Bioethics Blogs

Allocation of Ventilators in an Influenza Pandemic

A few weeks ago, the New York State Task Force on Life and the Law at the New York State Department of Health released updated guidelines on “Allocation of Ventilators in an Influenza Pandemic.”

In short, the Guidelines incorporate an ethical framework and evidence-based clinical data that support the goal of saving the most lives in an influenza pandemic where there are a limited number of ventilators.

The Task Force first released a report in 2007, addressing how ventilators should be allocated to adults in the event of a shortage due to a pandemic outbreak of influenza.  Those Guidelines were among the first of their kind to be released in the United States and have been widely cited and followed by other states.

In November 2015, the Task Force released its updated Guidelines. As part of the revision process, the Task Force oversaw an extensive public engagement project and incorporated these results and prior public feedback into the updated Guidelines. In addition, the ethical framework is more detailed, and the adult clinical ventilator allocation protocol has been expanded to include a more robust discussion of the clinical factors. 

Furthermore, the 2015 Guidelines examine special considerations and ethical issues related to the treatment of children and include two new clinical ventilator allocation protocols for pediatric patients (17 years old and younger) and for neonates (infants less than 28 days old). Finally, a substantial exploration of the various legal issues that may arise when implementing the clinical protocols for ventilator allocation is also provided.

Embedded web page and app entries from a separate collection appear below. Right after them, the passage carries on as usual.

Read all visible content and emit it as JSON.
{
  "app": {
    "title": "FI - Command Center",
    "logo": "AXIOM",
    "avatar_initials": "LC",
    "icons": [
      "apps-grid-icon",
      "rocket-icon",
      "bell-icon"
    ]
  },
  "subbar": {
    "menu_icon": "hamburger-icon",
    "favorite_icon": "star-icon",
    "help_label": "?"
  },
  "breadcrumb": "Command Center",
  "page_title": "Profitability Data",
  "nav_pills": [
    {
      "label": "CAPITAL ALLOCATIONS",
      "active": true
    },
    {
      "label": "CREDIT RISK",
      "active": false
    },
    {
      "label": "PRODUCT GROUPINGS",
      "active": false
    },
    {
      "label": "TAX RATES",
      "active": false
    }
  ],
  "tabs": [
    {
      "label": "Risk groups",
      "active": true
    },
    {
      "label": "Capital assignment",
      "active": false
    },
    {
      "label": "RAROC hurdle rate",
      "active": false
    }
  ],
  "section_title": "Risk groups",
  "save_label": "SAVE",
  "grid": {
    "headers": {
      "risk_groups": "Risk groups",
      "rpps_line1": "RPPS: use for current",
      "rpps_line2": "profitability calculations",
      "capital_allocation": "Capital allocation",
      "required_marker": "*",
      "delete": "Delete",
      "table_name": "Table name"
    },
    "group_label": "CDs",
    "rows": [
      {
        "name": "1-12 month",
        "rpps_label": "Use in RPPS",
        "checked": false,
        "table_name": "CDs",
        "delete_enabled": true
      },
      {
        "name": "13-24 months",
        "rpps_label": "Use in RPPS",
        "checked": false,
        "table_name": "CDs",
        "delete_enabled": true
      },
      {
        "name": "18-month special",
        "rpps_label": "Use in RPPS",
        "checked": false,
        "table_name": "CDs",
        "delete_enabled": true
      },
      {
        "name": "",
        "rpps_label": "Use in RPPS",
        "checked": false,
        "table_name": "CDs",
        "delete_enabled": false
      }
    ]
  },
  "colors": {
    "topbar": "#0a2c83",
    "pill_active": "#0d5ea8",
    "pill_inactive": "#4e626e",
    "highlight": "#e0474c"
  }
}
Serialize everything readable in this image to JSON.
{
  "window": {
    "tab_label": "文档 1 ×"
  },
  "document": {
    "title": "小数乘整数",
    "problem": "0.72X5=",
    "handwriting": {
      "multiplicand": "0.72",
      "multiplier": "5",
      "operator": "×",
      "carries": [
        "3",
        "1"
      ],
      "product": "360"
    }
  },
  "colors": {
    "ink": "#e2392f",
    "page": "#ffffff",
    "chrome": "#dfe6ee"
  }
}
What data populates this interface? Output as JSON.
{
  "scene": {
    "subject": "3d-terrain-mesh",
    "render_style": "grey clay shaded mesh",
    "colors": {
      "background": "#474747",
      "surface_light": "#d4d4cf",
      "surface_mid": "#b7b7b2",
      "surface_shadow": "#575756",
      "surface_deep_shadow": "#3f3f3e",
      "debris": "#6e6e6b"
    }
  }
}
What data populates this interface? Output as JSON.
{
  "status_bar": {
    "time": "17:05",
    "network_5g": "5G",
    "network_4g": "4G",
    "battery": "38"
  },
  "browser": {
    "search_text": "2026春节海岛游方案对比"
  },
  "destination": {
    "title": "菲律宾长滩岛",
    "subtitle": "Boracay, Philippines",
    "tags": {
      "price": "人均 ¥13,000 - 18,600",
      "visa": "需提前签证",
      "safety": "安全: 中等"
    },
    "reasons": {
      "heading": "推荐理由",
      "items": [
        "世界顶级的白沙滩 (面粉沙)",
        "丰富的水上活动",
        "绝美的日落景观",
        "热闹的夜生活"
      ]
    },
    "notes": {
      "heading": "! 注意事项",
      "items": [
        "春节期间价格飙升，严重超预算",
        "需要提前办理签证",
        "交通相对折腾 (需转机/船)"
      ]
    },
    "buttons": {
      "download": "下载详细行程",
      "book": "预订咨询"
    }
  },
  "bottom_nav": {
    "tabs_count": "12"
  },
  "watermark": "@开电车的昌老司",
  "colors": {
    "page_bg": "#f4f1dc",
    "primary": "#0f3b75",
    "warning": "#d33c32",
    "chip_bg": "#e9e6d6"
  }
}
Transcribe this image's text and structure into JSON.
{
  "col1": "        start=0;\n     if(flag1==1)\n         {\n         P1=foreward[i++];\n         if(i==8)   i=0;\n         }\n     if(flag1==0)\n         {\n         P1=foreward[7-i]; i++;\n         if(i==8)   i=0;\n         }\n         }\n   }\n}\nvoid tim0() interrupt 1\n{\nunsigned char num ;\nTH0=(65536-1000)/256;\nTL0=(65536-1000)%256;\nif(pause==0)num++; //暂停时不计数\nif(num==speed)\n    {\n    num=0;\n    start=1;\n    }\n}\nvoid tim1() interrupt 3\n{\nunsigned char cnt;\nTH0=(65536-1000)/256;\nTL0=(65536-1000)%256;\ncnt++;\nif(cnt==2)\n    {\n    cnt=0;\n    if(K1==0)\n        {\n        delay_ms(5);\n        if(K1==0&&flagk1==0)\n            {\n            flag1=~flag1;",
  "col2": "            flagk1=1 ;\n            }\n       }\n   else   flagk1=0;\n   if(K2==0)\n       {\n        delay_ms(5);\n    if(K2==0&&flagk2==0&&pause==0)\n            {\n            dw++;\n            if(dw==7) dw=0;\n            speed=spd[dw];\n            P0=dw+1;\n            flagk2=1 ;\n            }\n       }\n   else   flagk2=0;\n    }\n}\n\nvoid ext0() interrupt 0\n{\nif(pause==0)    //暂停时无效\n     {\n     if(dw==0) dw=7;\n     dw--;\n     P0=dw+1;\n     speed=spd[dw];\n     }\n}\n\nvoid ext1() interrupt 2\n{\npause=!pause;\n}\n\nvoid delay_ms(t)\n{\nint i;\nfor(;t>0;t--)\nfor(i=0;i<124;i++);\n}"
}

The views, opinions and positions expressed by these authors and blogs are theirs and do not necessarily represent that of the Bioethics Research Library and Kennedy Institute of Ethics or Georgetown University.